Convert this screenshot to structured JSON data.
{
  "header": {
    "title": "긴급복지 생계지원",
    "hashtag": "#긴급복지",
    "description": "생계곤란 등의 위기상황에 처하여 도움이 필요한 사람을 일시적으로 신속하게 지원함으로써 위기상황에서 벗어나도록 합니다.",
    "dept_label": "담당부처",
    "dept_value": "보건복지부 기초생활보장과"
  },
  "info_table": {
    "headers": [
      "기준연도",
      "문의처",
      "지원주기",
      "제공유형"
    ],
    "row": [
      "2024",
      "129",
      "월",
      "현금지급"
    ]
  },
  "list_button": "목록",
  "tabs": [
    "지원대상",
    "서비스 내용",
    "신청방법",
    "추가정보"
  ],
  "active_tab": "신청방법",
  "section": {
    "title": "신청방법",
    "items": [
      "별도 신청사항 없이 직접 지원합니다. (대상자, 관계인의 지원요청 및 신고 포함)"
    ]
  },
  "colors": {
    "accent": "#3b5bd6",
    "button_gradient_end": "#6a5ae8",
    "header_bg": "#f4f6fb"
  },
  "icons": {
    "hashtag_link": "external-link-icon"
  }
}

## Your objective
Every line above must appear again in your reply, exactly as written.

## Result below
Convert this screenshot to structured JSON data.
{
  "header": {
    "title": "긴급복지 생계지원",
    "hashtag": "#긴급복지",
    "description": "생계곤란 등의 위기상황에 처하여 도움이 필요한 사람을 일시적으로 신속하게 지원함으로써 위기상황에서 벗어나도록 합니다.",
    "dept_label": "담당부처",
    "dept_value": "보건복지부 기초생활보장과"
  },
  "info_table": {
    "headers": [
      "기준연도",
      "문의처",
      "지원주기",
      "제공유형"
    ],
    "row": [
      "2024",
      "129",
      "월",
      "현금지급"
    ]
  },
  "list_button": "목록",
  "tabs": [
    "지원대상",
    "서비스 내용",
    "신청방법",
    "추가정보"
  ],
  "active_tab": "신청방법",
  "section": {
    "title": "신청방법",
    "items": [
      "별도 신청사항 없이 직접 지원합니다. (대상자, 관계인의 지원요청 및 신고 포함)"
    ]
  },
  "colors": {
    "accent": "#3b5bd6",
    "button_gradient_end": "#6a5ae8",
    "header_bg": "#f4f6fb"
  },
  "icons": {
    "hashtag_link": "external-link-icon"
  }
}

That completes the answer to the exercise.